"Foglesong’s advance preparation, humor, and ability to connect are a model that should properly be supported as a performing art…”
—San Francisco Classical Voice
- First Year Musicianship
- Second Year Musicianship
- First Year Music Theory
- Second Year Music Theory
- Advanced Musicianship
- Score Reading at the Piano
- Keyboard Harmony
- Advanced Analysis
- Topics in Musical Analysis
- MM, San Francisco Conservatory of Music
- BM, San Francisco Conservatory of Music
- Amor Musica Chamber Players
- Chrysanthemum Ragtime Band
AWARDS AND DISTINCTIONS
- Sarlo Foundation Award for Excellence in Teaching, San Francisco Conservatory of Music, 2008
- Barbara K. Fromm Chair in Classical Music, University of San Francisco
What is your hometown?
What is your favorite recording?
Far too many to identify an individual example.
What are you passionate about outside of music?
My home and its evolution.
Who were your major teachers?
Elizabeth Katzenellenbogen (Peabody Conservatory), Nathan Schwartz (San Francisco Conservatory), and Laurette Goldberg (San Francisco Conservatory).
What is a favorite quote that you repeatedly tell students?
“It's all lines and spaces, just lines and spaces!”
What question do you wish students would ask sooner rather than later?
“What are some of the most efficient ways to practice?”
What was the defining moment when you decided to pursue music as a career?
I have known that since I was four years old; there was no single defining moment.
What was a turning point in your career?
Coming to recognize myself as an effective and engaging speaker and writer on music, in addition to being a pianist and teacher.
If you weren't a musician or teacher, what do you think you would be doing now?
Probably a career in the software industry.
What is your daily practice routine?
I study and write, plan lectures and presentations, rather than practice.
If you could play only three composers for the rest of your life, who would they be?
Haydn, Brahms, and Debussy.
From a music history perspective, what year and city are most important to you?
Vienna, 1770s through the 1790s.

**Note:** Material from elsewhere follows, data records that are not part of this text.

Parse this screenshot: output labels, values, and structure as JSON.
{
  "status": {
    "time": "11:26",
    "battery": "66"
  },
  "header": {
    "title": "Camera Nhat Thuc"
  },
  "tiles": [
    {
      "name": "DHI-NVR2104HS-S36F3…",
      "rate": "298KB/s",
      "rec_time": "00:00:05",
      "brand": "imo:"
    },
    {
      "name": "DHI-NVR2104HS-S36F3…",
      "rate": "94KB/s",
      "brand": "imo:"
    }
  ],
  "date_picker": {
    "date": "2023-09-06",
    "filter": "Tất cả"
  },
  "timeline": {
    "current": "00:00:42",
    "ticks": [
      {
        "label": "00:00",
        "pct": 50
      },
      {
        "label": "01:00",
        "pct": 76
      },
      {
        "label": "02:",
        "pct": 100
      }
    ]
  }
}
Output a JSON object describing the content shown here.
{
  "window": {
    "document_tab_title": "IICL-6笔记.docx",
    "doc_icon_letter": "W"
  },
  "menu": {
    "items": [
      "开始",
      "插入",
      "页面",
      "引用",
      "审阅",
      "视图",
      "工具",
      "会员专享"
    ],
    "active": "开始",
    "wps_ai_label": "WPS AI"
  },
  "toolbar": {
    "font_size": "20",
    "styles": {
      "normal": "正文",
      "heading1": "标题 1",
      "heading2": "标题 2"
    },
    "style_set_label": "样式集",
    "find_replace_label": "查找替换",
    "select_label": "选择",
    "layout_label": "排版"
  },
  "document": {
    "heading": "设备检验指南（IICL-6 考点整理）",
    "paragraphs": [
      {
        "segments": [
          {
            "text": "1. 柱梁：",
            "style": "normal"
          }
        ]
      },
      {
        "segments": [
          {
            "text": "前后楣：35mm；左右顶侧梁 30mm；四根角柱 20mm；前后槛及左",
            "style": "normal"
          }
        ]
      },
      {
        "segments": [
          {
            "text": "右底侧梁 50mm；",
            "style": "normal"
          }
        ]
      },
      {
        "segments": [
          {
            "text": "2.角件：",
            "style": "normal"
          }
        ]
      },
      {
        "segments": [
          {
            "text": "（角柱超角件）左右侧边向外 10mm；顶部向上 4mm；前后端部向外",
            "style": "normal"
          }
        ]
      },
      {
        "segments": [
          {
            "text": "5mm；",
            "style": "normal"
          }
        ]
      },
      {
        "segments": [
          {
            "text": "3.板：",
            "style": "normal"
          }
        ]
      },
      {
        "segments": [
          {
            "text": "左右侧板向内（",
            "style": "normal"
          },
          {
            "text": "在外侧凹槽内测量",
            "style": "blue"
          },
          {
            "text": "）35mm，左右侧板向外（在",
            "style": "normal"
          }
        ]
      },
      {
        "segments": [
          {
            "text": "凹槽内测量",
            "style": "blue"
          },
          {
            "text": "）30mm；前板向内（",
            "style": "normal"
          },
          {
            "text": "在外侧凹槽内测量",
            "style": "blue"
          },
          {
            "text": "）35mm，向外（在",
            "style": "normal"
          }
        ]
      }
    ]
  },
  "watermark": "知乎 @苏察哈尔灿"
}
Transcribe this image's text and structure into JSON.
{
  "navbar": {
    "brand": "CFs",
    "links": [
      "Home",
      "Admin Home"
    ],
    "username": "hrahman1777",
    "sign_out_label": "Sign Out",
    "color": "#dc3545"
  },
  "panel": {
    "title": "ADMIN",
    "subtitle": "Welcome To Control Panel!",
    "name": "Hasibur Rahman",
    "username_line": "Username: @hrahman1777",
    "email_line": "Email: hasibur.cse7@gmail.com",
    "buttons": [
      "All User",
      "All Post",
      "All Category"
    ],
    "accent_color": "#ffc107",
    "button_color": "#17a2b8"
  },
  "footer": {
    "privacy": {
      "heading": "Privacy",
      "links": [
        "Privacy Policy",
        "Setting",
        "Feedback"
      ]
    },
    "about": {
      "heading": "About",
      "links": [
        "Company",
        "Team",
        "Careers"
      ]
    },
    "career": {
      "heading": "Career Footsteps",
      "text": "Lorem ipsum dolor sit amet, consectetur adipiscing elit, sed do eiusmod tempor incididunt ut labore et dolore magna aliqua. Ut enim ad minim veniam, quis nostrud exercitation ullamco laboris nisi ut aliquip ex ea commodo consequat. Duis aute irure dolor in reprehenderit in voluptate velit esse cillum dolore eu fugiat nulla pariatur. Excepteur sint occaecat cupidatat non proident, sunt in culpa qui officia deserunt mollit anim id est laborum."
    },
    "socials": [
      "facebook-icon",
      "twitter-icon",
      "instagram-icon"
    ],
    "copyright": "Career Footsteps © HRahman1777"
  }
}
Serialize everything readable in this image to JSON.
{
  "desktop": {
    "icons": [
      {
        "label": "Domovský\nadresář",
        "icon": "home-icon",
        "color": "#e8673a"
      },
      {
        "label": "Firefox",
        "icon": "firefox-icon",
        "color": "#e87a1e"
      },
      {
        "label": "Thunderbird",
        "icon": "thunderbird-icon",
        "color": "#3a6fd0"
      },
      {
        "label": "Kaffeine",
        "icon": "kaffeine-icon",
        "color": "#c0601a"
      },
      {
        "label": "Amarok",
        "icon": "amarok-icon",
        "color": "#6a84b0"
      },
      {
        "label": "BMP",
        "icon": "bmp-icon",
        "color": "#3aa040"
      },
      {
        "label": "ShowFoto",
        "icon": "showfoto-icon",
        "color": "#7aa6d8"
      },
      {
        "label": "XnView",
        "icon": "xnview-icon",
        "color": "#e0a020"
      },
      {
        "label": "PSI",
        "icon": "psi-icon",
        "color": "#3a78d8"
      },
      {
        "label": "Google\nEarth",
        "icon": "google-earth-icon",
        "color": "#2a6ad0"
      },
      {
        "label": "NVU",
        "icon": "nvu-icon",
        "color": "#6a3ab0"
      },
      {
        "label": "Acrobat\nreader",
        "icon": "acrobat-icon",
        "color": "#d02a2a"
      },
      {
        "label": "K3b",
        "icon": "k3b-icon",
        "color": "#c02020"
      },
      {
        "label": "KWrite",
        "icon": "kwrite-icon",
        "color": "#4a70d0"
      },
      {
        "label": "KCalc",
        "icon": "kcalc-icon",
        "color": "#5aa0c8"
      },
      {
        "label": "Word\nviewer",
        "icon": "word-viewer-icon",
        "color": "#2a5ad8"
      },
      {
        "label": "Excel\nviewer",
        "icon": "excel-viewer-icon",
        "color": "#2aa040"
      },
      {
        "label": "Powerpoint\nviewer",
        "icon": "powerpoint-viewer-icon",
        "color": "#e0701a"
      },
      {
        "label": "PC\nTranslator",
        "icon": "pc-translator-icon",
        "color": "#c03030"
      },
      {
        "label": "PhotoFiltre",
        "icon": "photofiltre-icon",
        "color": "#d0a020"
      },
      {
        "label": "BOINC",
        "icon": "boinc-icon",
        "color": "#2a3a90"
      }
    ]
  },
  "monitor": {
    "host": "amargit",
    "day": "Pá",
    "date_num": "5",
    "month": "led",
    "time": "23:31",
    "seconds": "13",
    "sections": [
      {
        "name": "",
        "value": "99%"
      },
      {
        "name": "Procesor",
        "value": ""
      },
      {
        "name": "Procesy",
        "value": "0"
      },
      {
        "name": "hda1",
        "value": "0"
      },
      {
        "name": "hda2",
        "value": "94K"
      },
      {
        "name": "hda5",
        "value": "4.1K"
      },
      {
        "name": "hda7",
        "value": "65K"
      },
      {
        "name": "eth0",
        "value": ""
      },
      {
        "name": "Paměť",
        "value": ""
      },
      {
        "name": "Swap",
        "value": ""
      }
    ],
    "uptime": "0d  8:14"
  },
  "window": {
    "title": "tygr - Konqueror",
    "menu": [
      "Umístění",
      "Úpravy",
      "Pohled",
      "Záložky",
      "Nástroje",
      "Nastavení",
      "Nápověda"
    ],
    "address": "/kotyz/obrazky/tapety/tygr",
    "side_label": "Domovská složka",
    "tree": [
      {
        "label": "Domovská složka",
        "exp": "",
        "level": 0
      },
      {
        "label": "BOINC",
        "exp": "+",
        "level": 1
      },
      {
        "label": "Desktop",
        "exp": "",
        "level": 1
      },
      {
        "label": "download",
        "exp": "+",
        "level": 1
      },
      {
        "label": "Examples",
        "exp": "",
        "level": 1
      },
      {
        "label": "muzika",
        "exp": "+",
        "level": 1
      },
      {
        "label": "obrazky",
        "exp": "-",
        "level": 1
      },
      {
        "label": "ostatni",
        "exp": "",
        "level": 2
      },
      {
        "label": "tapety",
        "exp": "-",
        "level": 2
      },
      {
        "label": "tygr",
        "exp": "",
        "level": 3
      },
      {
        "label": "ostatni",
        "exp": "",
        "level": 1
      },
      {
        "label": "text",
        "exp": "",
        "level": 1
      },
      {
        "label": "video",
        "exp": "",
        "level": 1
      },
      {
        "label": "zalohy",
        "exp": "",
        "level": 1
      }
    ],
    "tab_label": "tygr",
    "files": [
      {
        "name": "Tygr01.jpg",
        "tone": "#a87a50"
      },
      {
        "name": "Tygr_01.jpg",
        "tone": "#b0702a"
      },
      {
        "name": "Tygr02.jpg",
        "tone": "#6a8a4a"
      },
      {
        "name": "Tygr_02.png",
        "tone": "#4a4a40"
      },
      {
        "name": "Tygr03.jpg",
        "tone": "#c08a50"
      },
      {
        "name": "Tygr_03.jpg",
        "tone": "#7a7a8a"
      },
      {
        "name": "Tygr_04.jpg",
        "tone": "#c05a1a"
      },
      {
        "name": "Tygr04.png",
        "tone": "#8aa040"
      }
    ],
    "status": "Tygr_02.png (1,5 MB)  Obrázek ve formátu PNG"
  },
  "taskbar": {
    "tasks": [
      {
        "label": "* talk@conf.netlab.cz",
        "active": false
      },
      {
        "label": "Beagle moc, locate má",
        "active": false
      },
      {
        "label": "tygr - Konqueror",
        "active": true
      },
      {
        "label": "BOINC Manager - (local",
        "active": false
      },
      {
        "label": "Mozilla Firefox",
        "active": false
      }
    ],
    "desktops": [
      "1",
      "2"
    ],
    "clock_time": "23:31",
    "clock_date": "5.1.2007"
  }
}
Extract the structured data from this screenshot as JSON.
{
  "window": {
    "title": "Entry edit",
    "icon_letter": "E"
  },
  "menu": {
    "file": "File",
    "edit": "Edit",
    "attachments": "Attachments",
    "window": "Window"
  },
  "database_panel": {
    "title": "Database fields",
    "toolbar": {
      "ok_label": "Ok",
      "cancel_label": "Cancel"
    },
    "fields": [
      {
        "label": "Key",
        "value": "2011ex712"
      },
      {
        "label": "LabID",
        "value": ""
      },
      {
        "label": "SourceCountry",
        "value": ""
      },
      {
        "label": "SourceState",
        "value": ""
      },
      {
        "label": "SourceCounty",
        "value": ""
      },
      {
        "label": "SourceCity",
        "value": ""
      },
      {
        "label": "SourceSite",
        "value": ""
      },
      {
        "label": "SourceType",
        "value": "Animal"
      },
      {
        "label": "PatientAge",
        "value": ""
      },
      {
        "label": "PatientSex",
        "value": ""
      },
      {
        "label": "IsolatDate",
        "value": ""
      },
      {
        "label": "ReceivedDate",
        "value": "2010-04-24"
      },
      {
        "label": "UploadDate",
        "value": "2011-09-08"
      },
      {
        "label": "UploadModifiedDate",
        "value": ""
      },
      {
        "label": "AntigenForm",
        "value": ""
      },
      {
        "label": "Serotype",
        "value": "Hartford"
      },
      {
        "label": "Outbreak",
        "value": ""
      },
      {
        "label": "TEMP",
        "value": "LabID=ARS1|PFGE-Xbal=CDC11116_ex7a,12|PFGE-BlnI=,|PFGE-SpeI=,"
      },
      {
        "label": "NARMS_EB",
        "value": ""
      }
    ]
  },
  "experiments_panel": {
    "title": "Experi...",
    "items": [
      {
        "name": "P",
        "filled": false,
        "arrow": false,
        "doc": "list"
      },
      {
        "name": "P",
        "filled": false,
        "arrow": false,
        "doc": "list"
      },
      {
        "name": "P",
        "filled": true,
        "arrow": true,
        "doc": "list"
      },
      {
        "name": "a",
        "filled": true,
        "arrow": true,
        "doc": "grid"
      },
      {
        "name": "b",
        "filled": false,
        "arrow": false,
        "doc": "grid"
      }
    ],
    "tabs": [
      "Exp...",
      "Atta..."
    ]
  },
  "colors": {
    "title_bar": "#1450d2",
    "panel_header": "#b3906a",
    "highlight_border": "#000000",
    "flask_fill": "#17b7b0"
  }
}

What are your most important collaborations?
David Conte and the San Francisco Symphony Centennial.
Who are three students you have had the privilege of teaching?
Aaron Jay Kernis, Gyan Riley, and Teddy Abrams.
What recordings can we hear you on?
David Conte - Fantasy for Solo Piano, David Conte
Herbert Blomstedt: The San Francisco Years, Decca
Berlioz Nuits d'Ete, Philharmonia Baroque
Haydn Symphonies, Philharmonia Baroque
Keeping Score Companions, SFS Media